» **Exercise brief**
What lines below include the word "JSON"? Copy each one.

Component data from apps and pages
--- START ---

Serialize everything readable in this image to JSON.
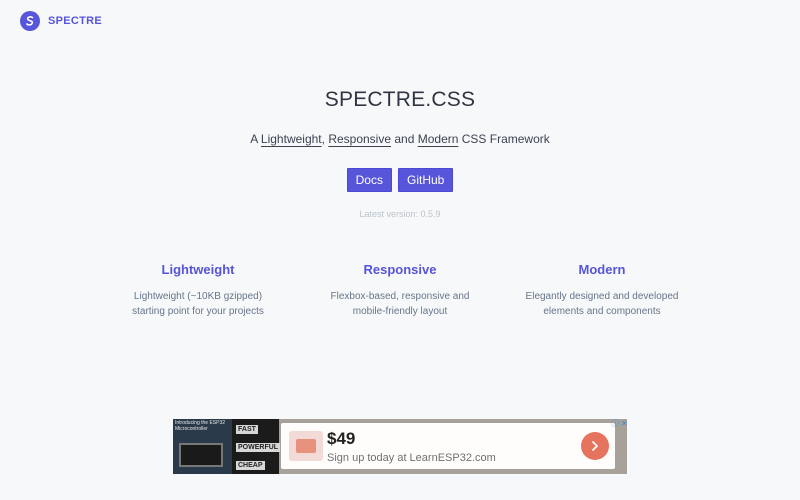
{
  "brand": {
    "name": "SPECTRE",
    "logo_icon": "spectre-logo-icon",
    "accent_color": "#5755d9"
  },
  "hero": {
    "title": "SPECTRE.CSS",
    "subtitle_prefix": "A ",
    "subtitle_word_1": "Lightweight",
    "subtitle_sep_1": ", ",
    "subtitle_word_2": "Responsive",
    "subtitle_sep_2": " and ",
    "subtitle_word_3": "Modern",
    "subtitle_suffix": " CSS Framework",
    "docs_label": "Docs",
    "github_label": "GitHub",
    "version_text": "Latest version: 0.5.9"
  },
  "features": [
    {
      "title": "Lightweight",
      "desc_line_1": "Lightweight (~10KB gzipped)",
      "desc_line_2": "starting point for your projects"
    },
    {
      "title": "Responsive",
      "desc_line_1": "Flexbox-based, responsive and",
      "desc_line_2": "mobile-friendly layout"
    },
    {
      "title": "Modern",
      "desc_line_1": "Elegantly designed and developed",
      "desc_line_2": "elements and components"
    }
  ],
  "ad": {
    "thumb_caption": "Introducing the ESP32 Microcontroller",
    "thumb_tag_1": "FAST",
    "thumb_tag_2": "POWERFUL",
    "thumb_tag_3": "CHEAP",
    "price": "$49",
    "tagline": "Sign up today at LearnESP32.com",
    "cta_icon": "chevron-right-icon",
    "info_icon": "ad-info-icon",
    "close_icon": "ad-close-icon",
    "info_glyph": "ⓘ",
    "close_glyph": "✕",
    "cta_color": "#e5735d"
  }
}
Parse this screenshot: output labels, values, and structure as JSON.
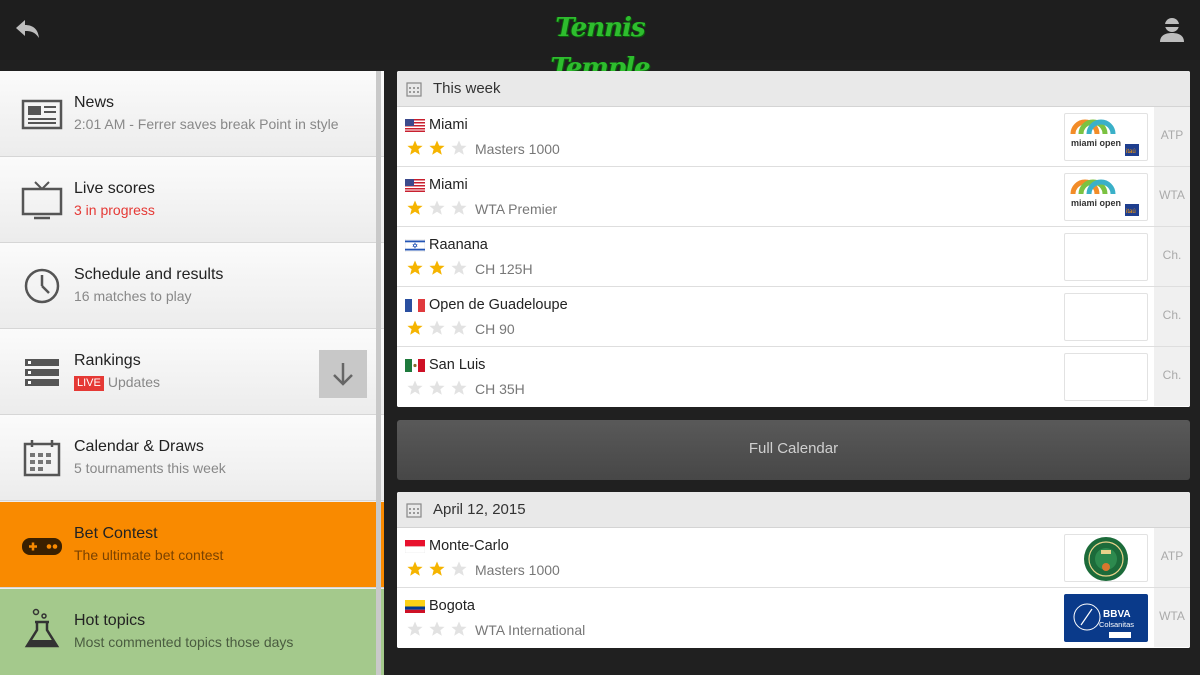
{
  "app": {
    "logo_text": "Tennis Temple"
  },
  "drawer": {
    "items": [
      {
        "title": "News",
        "subtitle": "2:01 AM - Ferrer saves break Point in style",
        "icon": "newspaper-icon"
      },
      {
        "title": "Live scores",
        "subtitle": "3 in progress",
        "icon": "tv-icon"
      },
      {
        "title": "Schedule and results",
        "subtitle": "16 matches to play",
        "icon": "clock-icon"
      },
      {
        "title": "Rankings",
        "badge": "LIVE",
        "subtitle": "Updates",
        "icon": "list-icon"
      },
      {
        "title": "Calendar & Draws",
        "subtitle": "5 tournaments this week",
        "icon": "calendar-icon"
      },
      {
        "title": "Bet Contest",
        "subtitle": "The ultimate bet contest",
        "icon": "gamepad-icon"
      },
      {
        "title": "Hot topics",
        "subtitle": "Most commented topics those days",
        "icon": "flask-icon"
      }
    ]
  },
  "this_week": {
    "header": "This week",
    "rows": [
      {
        "name": "Miami",
        "flag": "us-flag-icon",
        "stars": 2,
        "category": "Masters 1000",
        "tour": "ATP",
        "logo": "miami-open-logo"
      },
      {
        "name": "Miami",
        "flag": "us-flag-icon",
        "stars": 1,
        "category": "WTA Premier",
        "tour": "WTA",
        "logo": "miami-open-logo"
      },
      {
        "name": "Raanana",
        "flag": "israel-flag-icon",
        "stars": 2,
        "category": "CH 125H",
        "tour": "Ch.",
        "logo": ""
      },
      {
        "name": "Open de Guadeloupe",
        "flag": "france-flag-icon",
        "stars": 1,
        "category": "CH 90",
        "tour": "Ch.",
        "logo": ""
      },
      {
        "name": "San Luis",
        "flag": "mexico-flag-icon",
        "stars": 0,
        "category": "CH 35H",
        "tour": "Ch.",
        "logo": ""
      }
    ]
  },
  "full_calendar_label": "Full Calendar",
  "april": {
    "header": "April 12, 2015",
    "rows": [
      {
        "name": "Monte-Carlo",
        "flag": "monaco-flag-icon",
        "stars": 2,
        "category": "Masters 1000",
        "tour": "ATP",
        "logo": "monte-carlo-logo"
      },
      {
        "name": "Bogota",
        "flag": "colombia-flag-icon",
        "stars": 0,
        "category": "WTA International",
        "tour": "WTA",
        "logo": "bbva-colsanitas-logo"
      }
    ]
  },
  "logo_texts": {
    "miami_open": "miami open",
    "itau": "itaú",
    "bbva": "BBVA",
    "colsanitas": "Colsanitas"
  },
  "colors": {
    "accent_orange": "#f98a00",
    "accent_green": "#a4c98c",
    "star_gold": "#f5b400",
    "logo_green": "#2ebd2e"
  }
}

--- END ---

» **Answer for the task**
Serialize everything readable in this image to JSON.
Parse this screenshot: output labels, values, and structure as JSON.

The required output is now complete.